(Items from an interface collection)

◇ ◇ ◇ ◇ ◇

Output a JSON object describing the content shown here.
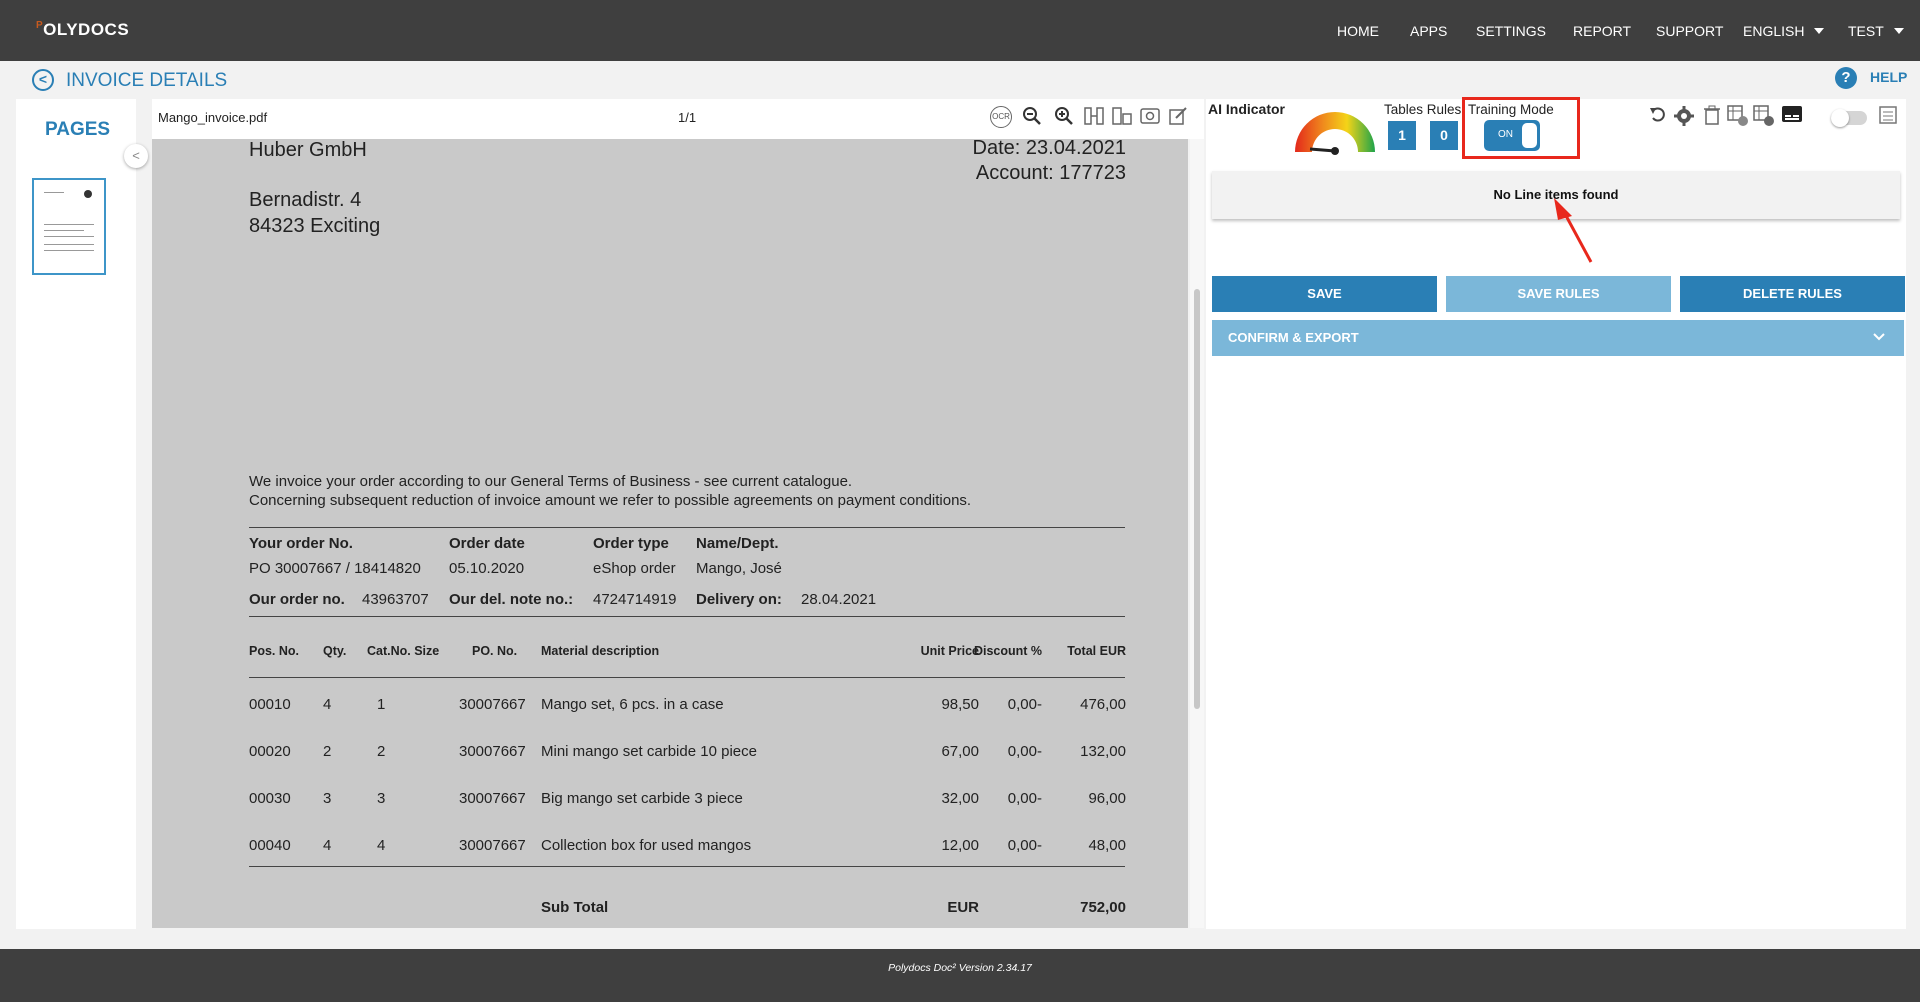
{
  "nav": {
    "logo": "OLYDOCS",
    "logo_mark": "P",
    "items": [
      "HOME",
      "APPS",
      "SETTINGS",
      "REPORT",
      "SUPPORT"
    ],
    "language": "ENGLISH",
    "user": "TEST"
  },
  "header": {
    "title": "INVOICE DETAILS",
    "help": "HELP",
    "help_icon": "?",
    "back_icon": "<"
  },
  "pages_panel": {
    "label": "PAGES",
    "collapse_icon": "<"
  },
  "viewer": {
    "filename": "Mango_invoice.pdf",
    "page_indicator": "1/1",
    "icons": [
      "ocr-icon",
      "zoom-out-icon",
      "zoom-in-icon",
      "column-icon",
      "table-icon",
      "settings-grid-icon",
      "edit-icon"
    ]
  },
  "document": {
    "company": "Huber GmbH",
    "street": "Bernadistr. 4",
    "city": "84323 Exciting",
    "date": "Date: 23.04.2021",
    "account": "Account: 177723",
    "intro1": "We invoice your order according to our General Terms of Business - see current catalogue.",
    "intro2": "Concerning subsequent reduction of invoice amount we refer to possible agreements on payment conditions.",
    "order_headers": [
      "Your order No.",
      "Order date",
      "Order type",
      "Name/Dept."
    ],
    "order_values": [
      "PO 30007667 / 18414820",
      "05.10.2020",
      "eShop order",
      "Mango, José"
    ],
    "our_order_label": "Our order no.",
    "our_order_value": "43963707",
    "del_note_label": "Our del. note no.:",
    "del_note_value": "4724714919",
    "delivery_label": "Delivery on:",
    "delivery_value": "28.04.2021",
    "table_headers": [
      "Pos. No.",
      "Qty.",
      "Cat.No. Size",
      "PO. No.",
      "Material description",
      "Unit Price",
      "Discount %",
      "Total EUR"
    ],
    "rows": [
      [
        "00010",
        "4",
        "1",
        "30007667",
        "Mango set, 6 pcs. in a case",
        "98,50",
        "0,00-",
        "476,00"
      ],
      [
        "00020",
        "2",
        "2",
        "30007667",
        "Mini mango set carbide 10 piece",
        "67,00",
        "0,00-",
        "132,00"
      ],
      [
        "00030",
        "3",
        "3",
        "30007667",
        "Big mango set carbide 3 piece",
        "32,00",
        "0,00-",
        "96,00"
      ],
      [
        "00040",
        "4",
        "4",
        "30007667",
        "Collection box for used mangos",
        "12,00",
        "0,00-",
        "48,00"
      ]
    ],
    "subtotal_label": "Sub Total",
    "subtotal_currency": "EUR",
    "subtotal_value": "752,00"
  },
  "right_panel": {
    "ai_indicator": "AI Indicator",
    "tables_rules": "Tables Rules",
    "training_mode": "Training Mode",
    "tables_count": "1",
    "rules_count": "0",
    "toggle_label": "ON",
    "toolbar_icons": [
      "undo-icon",
      "gear-icon",
      "trash-icon",
      "table-add-icon",
      "table-settings-icon",
      "subtitles-icon",
      "switch",
      "document-list-icon"
    ],
    "no_items": "No Line items found",
    "save": "SAVE",
    "save_rules": "SAVE RULES",
    "delete_rules": "DELETE RULES",
    "confirm_export": "CONFIRM & EXPORT",
    "colors": {
      "primary": "#2a7fb5",
      "disabled": "#7bb7d9",
      "highlight": "#e8281c"
    }
  },
  "footer": {
    "version": "Polydocs Doc² Version 2.34.17"
  }
}
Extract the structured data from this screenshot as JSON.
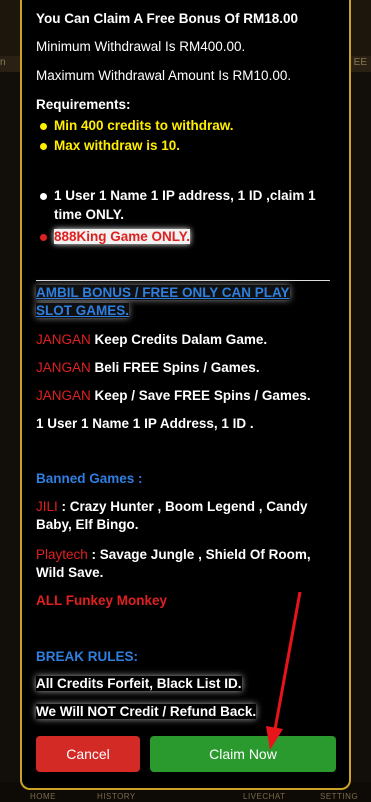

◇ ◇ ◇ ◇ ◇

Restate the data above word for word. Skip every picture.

Output a JSON object describing the content shown here.
{
  "nav": {
    "logo": "OLYDOCS",
    "logo_mark": "P",
    "items": [
      "HOME",
      "APPS",
      "SETTINGS",
      "REPORT",
      "SUPPORT"
    ],
    "language": "ENGLISH",
    "user": "TEST"
  },
  "header": {
    "title": "INVOICE DETAILS",
    "help": "HELP",
    "help_icon": "?",
    "back_icon": "<"
  },
  "pages_panel": {
    "label": "PAGES",
    "collapse_icon": "<"
  },
  "viewer": {
    "filename": "Mango_invoice.pdf",
    "page_indicator": "1/1",
    "icons": [
      "ocr-icon",
      "zoom-out-icon",
      "zoom-in-icon",
      "column-icon",
      "table-icon",
      "settings-grid-icon",
      "edit-icon"
    ]
  },
  "document": {
    "company": "Huber GmbH",
    "street": "Bernadistr. 4",
    "city": "84323 Exciting",
    "date": "Date: 23.04.2021",
    "account": "Account: 177723",
    "intro1": "We invoice your order according to our General Terms of Business - see current catalogue.",
    "intro2": "Concerning subsequent reduction of invoice amount we refer to possible agreements on payment conditions.",
    "order_headers": [
      "Your order No.",
      "Order date",
      "Order type",
      "Name/Dept."
    ],
    "order_values": [
      "PO 30007667 / 18414820",
      "05.10.2020",
      "eShop order",
      "Mango, José"
    ],
    "our_order_label": "Our order no.",
    "our_order_value": "43963707",
    "del_note_label": "Our del. note no.:",
    "del_note_value": "4724714919",
    "delivery_label": "Delivery on:",
    "delivery_value": "28.04.2021",
    "table_headers": [
      "Pos. No.",
      "Qty.",
      "Cat.No. Size",
      "PO. No.",
      "Material description",
      "Unit Price",
      "Discount %",
      "Total EUR"
    ],
    "rows": [
      [
        "00010",
        "4",
        "1",
        "30007667",
        "Mango set, 6 pcs. in a case",
        "98,50",
        "0,00-",
        "476,00"
      ],
      [
        "00020",
        "2",
        "2",
        "30007667",
        "Mini mango set carbide 10 piece",
        "67,00",
        "0,00-",
        "132,00"
      ],
      [
        "00030",
        "3",
        "3",
        "30007667",
        "Big mango set carbide 3 piece",
        "32,00",
        "0,00-",
        "96,00"
      ],
      [
        "00040",
        "4",
        "4",
        "30007667",
        "Collection box for used mangos",
        "12,00",
        "0,00-",
        "48,00"
      ]
    ],
    "subtotal_label": "Sub Total",
    "subtotal_currency": "EUR",
    "subtotal_value": "752,00"
  },
  "right_panel": {
    "ai_indicator": "AI Indicator",
    "tables_rules": "Tables Rules",
    "training_mode": "Training Mode",
    "tables_count": "1",
    "rules_count": "0",
    "toggle_label": "ON",
    "toolbar_icons": [
      "undo-icon",
      "gear-icon",
      "trash-icon",
      "table-add-icon",
      "table-settings-icon",
      "subtitles-icon",
      "switch",
      "document-list-icon"
    ],
    "no_items": "No Line items found",
    "save": "SAVE",
    "save_rules": "SAVE RULES",
    "delete_rules": "DELETE RULES",
    "confirm_export": "CONFIRM & EXPORT",
    "colors": {
      "primary": "#2a7fb5",
      "disabled": "#7bb7d9",
      "highlight": "#e8281c"
    }
  },
  "footer": {
    "version": "Polydocs Doc² Version 2.34.17"
  }
}
Extract the structured data from this screenshot as JSON.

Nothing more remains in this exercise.